EXERCISE AIM -
Scan the lines below for the word "this". Copy each line you find it in.

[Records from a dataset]

::::::

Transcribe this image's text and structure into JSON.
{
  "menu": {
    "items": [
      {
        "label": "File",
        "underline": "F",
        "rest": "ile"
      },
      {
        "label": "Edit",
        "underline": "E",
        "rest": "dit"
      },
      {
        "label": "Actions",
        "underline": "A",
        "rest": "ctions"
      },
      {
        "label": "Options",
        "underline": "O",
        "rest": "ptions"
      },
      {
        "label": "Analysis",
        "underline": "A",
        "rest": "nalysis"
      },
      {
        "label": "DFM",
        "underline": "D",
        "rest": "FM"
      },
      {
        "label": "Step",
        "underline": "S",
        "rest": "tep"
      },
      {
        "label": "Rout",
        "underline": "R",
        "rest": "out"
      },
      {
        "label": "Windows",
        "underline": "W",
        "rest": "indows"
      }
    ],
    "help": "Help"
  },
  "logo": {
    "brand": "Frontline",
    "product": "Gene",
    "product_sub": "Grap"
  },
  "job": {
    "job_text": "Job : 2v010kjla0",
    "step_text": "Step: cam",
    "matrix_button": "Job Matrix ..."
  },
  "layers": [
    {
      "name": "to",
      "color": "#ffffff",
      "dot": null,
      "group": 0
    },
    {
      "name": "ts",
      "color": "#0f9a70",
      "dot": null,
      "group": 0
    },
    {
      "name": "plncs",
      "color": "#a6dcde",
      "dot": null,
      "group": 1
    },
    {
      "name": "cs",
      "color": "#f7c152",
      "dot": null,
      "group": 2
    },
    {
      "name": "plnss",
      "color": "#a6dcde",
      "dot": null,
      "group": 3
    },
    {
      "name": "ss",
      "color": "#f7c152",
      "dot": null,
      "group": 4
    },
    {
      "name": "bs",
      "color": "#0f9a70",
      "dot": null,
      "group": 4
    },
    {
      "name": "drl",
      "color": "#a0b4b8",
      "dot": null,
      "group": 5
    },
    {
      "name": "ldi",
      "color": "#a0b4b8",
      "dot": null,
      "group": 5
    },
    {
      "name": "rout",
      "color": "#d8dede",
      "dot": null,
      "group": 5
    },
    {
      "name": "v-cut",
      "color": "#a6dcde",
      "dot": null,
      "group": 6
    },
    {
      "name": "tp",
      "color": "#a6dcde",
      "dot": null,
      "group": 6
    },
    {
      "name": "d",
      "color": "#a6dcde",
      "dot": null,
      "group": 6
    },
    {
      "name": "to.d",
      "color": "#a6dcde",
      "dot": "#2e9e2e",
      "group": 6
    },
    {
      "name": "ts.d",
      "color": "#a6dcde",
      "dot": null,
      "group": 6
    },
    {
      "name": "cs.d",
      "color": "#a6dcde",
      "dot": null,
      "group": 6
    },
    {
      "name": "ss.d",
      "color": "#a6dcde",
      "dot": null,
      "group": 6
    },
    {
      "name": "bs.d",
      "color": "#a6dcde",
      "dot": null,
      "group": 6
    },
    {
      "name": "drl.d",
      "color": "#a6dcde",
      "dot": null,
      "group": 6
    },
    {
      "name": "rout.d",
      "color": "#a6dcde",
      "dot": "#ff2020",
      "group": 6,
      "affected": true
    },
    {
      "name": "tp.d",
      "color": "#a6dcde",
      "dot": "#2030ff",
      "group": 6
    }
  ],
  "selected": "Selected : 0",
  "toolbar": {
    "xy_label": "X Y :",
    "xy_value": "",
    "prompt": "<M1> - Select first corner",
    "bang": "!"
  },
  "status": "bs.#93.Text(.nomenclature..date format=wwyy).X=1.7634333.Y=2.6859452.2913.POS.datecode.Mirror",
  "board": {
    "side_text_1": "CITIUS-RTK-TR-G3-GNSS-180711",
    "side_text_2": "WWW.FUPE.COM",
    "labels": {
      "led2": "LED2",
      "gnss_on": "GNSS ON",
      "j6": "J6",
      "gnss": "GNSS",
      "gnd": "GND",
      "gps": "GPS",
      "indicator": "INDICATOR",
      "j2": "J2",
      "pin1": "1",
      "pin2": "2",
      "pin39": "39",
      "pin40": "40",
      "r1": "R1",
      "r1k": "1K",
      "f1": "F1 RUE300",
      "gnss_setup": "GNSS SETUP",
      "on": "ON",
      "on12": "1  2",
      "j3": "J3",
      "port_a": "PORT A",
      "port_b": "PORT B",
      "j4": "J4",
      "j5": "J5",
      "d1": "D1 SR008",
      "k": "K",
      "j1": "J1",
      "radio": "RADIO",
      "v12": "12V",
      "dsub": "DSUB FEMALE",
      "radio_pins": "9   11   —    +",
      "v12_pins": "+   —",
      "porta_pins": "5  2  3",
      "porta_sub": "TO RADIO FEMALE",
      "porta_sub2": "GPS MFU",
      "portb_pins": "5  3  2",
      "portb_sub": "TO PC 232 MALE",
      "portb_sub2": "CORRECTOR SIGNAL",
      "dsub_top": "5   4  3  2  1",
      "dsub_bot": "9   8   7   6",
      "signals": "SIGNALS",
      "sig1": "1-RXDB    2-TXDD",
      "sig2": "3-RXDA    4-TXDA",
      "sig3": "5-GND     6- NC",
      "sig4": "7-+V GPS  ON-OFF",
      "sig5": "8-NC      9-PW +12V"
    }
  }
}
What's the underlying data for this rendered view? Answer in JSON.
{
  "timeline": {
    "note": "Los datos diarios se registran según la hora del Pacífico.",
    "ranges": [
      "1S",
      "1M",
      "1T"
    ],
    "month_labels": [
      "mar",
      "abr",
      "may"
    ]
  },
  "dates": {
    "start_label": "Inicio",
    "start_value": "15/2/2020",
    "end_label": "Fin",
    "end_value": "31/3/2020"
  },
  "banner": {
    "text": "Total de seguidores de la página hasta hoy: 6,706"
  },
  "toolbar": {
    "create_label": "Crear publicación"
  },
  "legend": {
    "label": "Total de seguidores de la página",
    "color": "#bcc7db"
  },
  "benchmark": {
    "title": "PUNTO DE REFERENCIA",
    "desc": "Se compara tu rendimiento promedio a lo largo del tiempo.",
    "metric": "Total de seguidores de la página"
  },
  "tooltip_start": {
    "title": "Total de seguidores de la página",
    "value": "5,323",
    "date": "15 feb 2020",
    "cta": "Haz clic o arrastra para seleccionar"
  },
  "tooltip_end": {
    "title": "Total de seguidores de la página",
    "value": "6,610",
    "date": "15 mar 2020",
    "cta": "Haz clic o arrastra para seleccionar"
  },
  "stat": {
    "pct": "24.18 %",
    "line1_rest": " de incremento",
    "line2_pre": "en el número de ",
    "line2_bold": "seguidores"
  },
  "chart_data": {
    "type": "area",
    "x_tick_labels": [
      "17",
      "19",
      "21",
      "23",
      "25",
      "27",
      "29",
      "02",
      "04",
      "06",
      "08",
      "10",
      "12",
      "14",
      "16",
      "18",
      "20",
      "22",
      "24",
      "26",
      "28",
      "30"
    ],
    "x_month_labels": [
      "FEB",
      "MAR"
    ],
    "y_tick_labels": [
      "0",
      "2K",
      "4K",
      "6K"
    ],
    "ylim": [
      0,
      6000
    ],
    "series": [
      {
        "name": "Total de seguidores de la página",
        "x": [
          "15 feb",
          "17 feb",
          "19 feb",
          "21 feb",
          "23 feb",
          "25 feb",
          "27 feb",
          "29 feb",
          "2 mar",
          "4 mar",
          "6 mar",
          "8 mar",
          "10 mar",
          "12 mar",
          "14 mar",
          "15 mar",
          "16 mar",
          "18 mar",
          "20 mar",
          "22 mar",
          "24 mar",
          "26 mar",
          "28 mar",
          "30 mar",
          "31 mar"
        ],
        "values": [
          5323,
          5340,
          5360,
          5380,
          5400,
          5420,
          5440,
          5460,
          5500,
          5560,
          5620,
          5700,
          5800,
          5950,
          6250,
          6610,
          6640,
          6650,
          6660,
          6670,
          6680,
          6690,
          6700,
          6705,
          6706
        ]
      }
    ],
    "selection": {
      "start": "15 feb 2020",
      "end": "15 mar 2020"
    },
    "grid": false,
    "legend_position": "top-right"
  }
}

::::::

TASK ANSWER -
Transcribe this image's text and structure into JSON.
What's the underlying data for this rendered view? Answer in JSON.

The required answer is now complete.